Celestial Unicorn stock art by and © Jacob Blackmon

Celestial Warlocks as Sinners

It’s not the only option, as there’s certainly a case for people to offer themselves to Celestial pacts willingly and then later regret it,  but consider the idea that most if not all Celestial warlocks are people who have sinned badly in the past. The Celestial has offered them one final chance, asking for their service and offering in return to make the former sinner’s case to their God at the end of their unimpeachable service. Binding themselves to the Celestial seems to be the only way left for the sinner to earn a way back into whatever heaven they believe in.

In this case, serving the Celestial will be even harder on the warlock, because they must constantly fight against their former instincts to try to be the better person the Celestial demands them to be.

Roleplaying a Celestial Patron

You don’t have to treat the Celestial patron like a benevolent god. They can be just as intrusive and demanding as any other patron.

The Celestial makes  uncompromising demands about not only the warlock’s personal behaviour (which must be exemplary) but also about their activities: if the warlock and their comrades are doing anything but actively pursuing the Celestial’s agenda of pushing their brand of Good in the world, the Celestial will want to know why and will get pretty darned angry if they don’t like the explanation.

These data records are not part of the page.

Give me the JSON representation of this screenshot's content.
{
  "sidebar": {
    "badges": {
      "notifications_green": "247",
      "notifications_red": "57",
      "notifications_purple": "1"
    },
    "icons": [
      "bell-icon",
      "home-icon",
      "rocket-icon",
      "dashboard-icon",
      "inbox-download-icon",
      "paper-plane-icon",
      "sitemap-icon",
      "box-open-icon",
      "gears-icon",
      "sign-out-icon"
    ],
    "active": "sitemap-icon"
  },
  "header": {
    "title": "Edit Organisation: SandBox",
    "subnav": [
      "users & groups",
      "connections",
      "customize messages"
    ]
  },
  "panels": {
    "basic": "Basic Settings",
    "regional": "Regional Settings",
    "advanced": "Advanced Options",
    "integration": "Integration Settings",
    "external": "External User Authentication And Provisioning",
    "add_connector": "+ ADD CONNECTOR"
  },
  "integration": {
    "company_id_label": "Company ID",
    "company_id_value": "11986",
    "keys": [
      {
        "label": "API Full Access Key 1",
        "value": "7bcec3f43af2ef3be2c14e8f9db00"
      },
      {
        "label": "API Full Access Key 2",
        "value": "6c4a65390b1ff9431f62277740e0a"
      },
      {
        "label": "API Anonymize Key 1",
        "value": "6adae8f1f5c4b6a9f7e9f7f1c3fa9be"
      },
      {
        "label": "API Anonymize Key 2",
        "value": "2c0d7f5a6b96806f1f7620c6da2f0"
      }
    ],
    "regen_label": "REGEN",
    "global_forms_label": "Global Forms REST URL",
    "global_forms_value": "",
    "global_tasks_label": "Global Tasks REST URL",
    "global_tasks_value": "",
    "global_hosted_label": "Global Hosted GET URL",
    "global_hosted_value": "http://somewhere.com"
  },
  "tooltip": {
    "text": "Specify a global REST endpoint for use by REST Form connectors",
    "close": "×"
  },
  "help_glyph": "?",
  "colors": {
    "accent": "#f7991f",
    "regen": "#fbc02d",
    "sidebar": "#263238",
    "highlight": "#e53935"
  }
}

As a perfect paragon of its alignment, the Celestial is also unable to compromise and so therefore may also lack compassion,  acting with complete lack of feeling when it comes to the warlock’s own wants, desires, and sometimes even their physical needs. When the Celestial patron’s eye is upon the warlock, they can’t afford to make a single misstep. And as with any other pact, the warlock never really knows when the patron’s eye is upon them. They should expect to be judged harshly for every action. Such oversight could make the warlock feel just as trapped and helpless as if they were under the cloven hoof of an Archduke of Hell.

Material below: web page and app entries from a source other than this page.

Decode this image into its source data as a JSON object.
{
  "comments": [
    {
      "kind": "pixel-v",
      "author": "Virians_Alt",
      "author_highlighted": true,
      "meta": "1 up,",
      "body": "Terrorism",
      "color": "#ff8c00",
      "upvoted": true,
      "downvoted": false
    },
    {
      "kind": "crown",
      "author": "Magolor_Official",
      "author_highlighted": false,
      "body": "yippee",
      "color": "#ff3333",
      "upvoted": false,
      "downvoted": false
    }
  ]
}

If the Celestial is Neutral Good, the patron expect acts of extreme kindness and sacrifice. The warlock must give away their last morsels of food to the starving rather than make the selfish choice to keep it, for example. They must constantly sacrifice of themselves for the greater good, and even offer those around them up for similar sacrifice, each and every time.

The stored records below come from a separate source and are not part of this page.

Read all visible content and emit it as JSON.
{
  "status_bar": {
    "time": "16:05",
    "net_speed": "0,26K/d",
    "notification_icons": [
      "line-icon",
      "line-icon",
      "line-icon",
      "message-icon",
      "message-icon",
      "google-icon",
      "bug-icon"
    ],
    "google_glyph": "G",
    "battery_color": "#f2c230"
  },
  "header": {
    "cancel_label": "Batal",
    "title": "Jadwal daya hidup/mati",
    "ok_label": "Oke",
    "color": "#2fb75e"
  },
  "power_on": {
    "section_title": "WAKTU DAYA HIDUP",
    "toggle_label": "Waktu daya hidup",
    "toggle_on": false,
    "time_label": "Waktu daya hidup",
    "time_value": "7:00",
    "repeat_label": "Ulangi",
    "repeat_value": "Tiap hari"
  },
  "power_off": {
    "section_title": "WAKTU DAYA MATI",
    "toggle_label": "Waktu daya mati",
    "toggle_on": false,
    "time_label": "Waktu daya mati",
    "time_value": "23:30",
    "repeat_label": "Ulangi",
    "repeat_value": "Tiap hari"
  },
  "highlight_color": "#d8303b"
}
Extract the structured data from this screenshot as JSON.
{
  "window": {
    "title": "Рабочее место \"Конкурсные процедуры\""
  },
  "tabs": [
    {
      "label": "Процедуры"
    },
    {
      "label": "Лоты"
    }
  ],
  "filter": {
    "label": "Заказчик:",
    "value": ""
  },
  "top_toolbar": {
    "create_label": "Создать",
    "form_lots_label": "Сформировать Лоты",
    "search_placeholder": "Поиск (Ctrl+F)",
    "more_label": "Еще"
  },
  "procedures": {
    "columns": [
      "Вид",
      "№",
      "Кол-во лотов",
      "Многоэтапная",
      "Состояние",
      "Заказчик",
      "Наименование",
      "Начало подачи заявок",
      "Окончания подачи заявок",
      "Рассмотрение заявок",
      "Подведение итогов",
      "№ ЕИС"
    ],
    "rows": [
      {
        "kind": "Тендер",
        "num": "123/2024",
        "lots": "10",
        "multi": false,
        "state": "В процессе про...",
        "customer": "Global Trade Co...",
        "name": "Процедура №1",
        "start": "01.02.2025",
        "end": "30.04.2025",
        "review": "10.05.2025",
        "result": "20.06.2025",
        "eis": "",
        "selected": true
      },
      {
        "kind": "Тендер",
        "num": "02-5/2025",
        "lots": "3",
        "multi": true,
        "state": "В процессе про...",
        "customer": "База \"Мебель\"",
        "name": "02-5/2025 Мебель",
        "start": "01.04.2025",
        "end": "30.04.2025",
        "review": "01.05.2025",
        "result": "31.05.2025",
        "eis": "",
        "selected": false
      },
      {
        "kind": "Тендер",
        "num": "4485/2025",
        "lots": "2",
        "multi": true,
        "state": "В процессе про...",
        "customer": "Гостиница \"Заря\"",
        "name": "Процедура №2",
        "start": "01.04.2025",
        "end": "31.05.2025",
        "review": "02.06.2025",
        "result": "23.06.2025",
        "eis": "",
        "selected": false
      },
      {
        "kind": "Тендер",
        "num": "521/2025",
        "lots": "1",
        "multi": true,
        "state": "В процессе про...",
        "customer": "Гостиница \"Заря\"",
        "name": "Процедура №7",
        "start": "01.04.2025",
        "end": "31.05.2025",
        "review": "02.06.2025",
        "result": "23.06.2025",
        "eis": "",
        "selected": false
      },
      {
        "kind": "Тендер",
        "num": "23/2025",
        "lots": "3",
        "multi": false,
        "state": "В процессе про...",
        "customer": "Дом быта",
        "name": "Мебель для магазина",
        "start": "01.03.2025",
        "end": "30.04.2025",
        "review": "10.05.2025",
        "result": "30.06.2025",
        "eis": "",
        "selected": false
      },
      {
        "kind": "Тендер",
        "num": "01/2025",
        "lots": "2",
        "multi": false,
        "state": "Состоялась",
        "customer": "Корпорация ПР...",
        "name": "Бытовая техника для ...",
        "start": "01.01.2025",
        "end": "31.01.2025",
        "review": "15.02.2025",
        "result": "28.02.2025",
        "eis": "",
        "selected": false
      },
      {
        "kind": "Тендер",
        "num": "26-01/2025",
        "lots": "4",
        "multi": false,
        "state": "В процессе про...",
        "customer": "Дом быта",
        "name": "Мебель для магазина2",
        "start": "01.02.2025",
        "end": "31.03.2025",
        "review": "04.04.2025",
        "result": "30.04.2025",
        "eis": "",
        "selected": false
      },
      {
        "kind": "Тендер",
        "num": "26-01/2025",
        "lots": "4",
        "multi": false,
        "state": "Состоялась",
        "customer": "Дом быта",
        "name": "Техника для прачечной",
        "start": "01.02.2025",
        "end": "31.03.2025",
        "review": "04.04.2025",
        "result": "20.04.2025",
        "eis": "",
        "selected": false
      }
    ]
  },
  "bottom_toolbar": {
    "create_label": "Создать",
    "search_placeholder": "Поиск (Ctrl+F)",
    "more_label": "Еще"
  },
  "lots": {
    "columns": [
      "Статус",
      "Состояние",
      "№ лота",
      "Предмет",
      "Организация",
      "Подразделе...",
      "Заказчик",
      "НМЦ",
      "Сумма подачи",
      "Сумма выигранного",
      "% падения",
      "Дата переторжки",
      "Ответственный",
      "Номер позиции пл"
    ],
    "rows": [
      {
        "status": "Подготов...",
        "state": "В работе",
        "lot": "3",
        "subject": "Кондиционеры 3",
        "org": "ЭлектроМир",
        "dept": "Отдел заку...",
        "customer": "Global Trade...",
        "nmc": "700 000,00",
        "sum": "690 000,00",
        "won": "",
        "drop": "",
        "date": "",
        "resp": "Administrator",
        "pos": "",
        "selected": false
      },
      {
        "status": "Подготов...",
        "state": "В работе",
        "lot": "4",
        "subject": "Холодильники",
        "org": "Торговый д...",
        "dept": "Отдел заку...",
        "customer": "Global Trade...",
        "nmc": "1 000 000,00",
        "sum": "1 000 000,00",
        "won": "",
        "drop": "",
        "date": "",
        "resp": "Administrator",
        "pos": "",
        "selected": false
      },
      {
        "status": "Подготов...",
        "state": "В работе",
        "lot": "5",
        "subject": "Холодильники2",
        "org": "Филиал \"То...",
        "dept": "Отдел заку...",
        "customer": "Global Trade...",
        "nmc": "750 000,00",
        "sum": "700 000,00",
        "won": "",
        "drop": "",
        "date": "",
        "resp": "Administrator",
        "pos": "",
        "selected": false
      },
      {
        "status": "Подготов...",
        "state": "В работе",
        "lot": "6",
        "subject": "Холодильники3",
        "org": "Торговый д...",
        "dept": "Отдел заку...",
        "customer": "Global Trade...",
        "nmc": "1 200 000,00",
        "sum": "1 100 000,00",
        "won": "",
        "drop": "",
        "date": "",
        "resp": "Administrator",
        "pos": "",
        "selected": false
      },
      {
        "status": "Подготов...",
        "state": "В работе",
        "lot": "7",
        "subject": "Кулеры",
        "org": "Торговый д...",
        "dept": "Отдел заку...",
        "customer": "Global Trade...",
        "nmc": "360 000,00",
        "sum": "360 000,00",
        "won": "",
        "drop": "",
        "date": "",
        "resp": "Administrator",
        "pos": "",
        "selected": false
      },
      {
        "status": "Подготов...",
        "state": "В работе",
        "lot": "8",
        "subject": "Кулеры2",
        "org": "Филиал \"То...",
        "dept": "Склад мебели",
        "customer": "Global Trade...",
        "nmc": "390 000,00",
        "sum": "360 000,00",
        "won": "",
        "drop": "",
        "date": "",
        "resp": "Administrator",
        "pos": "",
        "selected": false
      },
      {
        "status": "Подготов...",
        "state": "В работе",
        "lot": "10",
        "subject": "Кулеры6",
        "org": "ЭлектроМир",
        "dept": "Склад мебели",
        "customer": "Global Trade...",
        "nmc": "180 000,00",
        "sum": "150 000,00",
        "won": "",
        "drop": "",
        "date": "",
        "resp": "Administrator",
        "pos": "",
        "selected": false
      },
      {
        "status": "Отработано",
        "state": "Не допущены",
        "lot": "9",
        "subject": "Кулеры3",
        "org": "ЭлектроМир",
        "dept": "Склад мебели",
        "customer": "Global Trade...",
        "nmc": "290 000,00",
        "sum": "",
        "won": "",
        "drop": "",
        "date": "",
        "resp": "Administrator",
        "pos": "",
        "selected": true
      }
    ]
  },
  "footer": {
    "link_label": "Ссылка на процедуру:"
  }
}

If the Celestial is Lawful Good, the warlock must adhere to any rightful law, even if it results in punishment for themselves or for someone they love, even if it compromises their current goals. In general the patron also expects the kind of behaviours that a Neutral Good Celestial expects, but it is sometimes permissible to make harder choices in service of the greater cause of Law.

If the Celestial is Chaotic Good, the warlock must challenge oppression in all its forms where they find it, even when that would compromise the warlock’s safety or the quest. In general the patron also expects the kind of behaviours that a Neutral Good Celestial expects, but it is sometimes permissible to make harder choices in service of the greater cause of Chaos.

Consequences of Failure

The displeasure of a Celestial patron comes with consequences just as real as any other. A Celestial warlock that fails to act according to the patron’s principles, which are likely extreme, can expect to receive displeasure or even some manner of retribution. Celestials are not the type to torture, of course, but they can take things from the warlock or put them under the effects of some kind of curse. Often, Celestial punishments are designed to teach the warlock a lesson about the sin they were deemed to have committed.

Just as an Archfiend may ultimately feel that their warlock has outlived their usefulness, a Celestial patron has it in their power to claim the warlock’s soul. They will do so without hesitation if the warlock’s failures are extreme or regularly repeated. What happens to the soul then? It could be purified by the Celestial and absorbed, increasing their own power to fight the good fight. That power could instead be gifted to another more worthy agent. The soul could even be used by the Celestial’s own patron (the God they ultimately serve), perhaps to create a new, untainted mortal life.

Your Thoughts

What do you think about the Celestial pact for the warlock? Leave a comment or reach out on twitter!